So, I'm really excited about my vacation. But here's the weird thing about vacations: it seems like there's so much to do before and after a vacation just so you can have the freedom to take some time off. Hence, I spent several hours in the office today trying to wrap up all my loose ends so that I could enjoy my vacation and not worry about any unfinished business.

One thing that I'm learning (partly through this whole vacation preparation thing) is to delegate. I'm convinced this is one of the keys to good leadership. My personal tendency is to just do something myself because I can do it better and more quickly rather than letting someone else do it, giving them the opportunity to learn and grow.

One of the things I had to do this week was delegate out almost all of the youth events for the summer. I've got "point people" for some of the events, but not all of them yet. But I really believe that for the youth leaders to grow, it's gonna require my inability to do everything--and them discovering that they do have the ability to do some (or even all!) of this stuff.

That, of course, goes for all areas of ministry (or any leadership position, for that matter). A growing, healthy church must learn to share the responsibility for ministry.


A New Thing

One thing I haven't mentioned in my past couple of posts is that Chuck, our Senior Pastor here at Union Presbyterian Church, recently resigned. In fact, last Sunday was Chuck's last.

That made today my first Sunday as the only pastor at our church! And I made it!! Whew...

Today was also Pentecost Sunday, so I took this as an opportunity to talk about the "new thing" that God is going to be doing in our church. And I really believe that.

I believe that God is always planning to do something new. The thing that the church needs to do is "perceive it" (Isaiah 43:19).

But that can really be the hard part! The ability to perceive the "new thing" that God is doing requires a certain level of openness and sensitivity to the Holy Spirit.

So the question for our church is, "Do we have that kind of openness and sensitivitiy?" I sure hope so. I pray that I and the rest in our congregation might have that kind of sensitivity and openness.


The Church of David Blaine

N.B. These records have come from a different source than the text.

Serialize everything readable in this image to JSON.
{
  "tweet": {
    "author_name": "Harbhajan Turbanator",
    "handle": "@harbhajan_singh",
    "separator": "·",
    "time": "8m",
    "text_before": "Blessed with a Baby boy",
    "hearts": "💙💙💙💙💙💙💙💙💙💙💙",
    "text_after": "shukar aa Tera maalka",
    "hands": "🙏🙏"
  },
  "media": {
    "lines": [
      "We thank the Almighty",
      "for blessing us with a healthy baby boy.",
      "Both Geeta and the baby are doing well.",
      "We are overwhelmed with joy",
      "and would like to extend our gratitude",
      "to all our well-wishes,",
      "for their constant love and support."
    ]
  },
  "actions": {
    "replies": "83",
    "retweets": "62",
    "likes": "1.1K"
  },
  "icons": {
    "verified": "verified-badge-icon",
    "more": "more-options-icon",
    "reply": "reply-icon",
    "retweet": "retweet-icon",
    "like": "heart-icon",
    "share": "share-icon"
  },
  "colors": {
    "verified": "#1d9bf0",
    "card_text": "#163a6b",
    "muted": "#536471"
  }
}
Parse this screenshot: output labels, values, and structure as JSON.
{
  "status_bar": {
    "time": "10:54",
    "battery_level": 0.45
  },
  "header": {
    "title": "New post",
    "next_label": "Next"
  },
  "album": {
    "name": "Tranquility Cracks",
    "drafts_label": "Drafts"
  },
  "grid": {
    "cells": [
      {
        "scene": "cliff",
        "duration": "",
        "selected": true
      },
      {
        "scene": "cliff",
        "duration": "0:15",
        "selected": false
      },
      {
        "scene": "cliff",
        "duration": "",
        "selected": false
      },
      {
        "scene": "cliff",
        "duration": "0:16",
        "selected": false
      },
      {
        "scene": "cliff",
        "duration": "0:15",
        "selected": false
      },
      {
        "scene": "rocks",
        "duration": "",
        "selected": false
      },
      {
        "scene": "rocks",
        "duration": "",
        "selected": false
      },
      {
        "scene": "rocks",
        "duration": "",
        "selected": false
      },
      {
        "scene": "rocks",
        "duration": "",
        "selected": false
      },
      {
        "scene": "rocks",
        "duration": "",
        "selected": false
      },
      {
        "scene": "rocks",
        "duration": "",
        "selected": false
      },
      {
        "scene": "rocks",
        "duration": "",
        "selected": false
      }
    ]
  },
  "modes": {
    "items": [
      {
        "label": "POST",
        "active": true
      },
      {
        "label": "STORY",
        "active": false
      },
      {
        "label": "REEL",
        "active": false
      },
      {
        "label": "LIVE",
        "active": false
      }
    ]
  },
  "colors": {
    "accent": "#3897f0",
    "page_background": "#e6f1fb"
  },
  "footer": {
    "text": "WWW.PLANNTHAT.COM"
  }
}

So I was watching this show last night on A&E called Criss Angel: Mindfreak. Criss Angel is basically a Generation X illusionist who does some pretty cool tricks. Yesterday he levitated from one building to another in plain daylight. I don't get how guys like him and David Blaine do that kind of thing!

And speaking of David Blaine, I had a thought a few weeks ago as I was watching his TV special where he tried to hold his breath for 9 minutes. I was thinking about how David Blaine was the new David Copperfield. David Copperfield is out; David Blaine is in. And here's the difference...

David Copperfield was still in the old style of magic where you have a stage and an audience and exotic props and foofy costumes. David Blaine (and now Criss Angel) is the new style of magic. Where you walk up to someone on the street and do a really cool card trick or "mind-reading" trick or whatever. David Copperfield was a flamboyant showman. David Blaine is anything but flamboyant. David Copperfield comes across as a performer. David Blaine comes across as just a regular guy.

Here's why this is interesting to me. David Copperfield (the Baby Boomer) is the equivalent to the Baby Boomer megachurch. David Blaine (the Gen-Xer) is the equivalent to the postmodern emerging church.

The Baby Boomer David Copperfield megachurch is all about putting on a great performance for a large audience. It's about being attractional. It's about getting as many people as possible into your church building. It's about lights and excitement and stage presence.

The Gen-X David Blaine postmodern emerging church is all about going out into the street to meet people. It's about being incarnational. It's about meeting people where they are--on the street. It's about talking with someone one-on-one and letting them know that they are loved and that they belong.

Don't get me wrong, the David Copperfield church is still great and meets a lot of peoples' needs and does help people grow in their relationship with Jesus. But I have a feeling that these emerging generations will find more of a home in the David Blaine church--where real people say to real people, "Hey, I want to show you something..."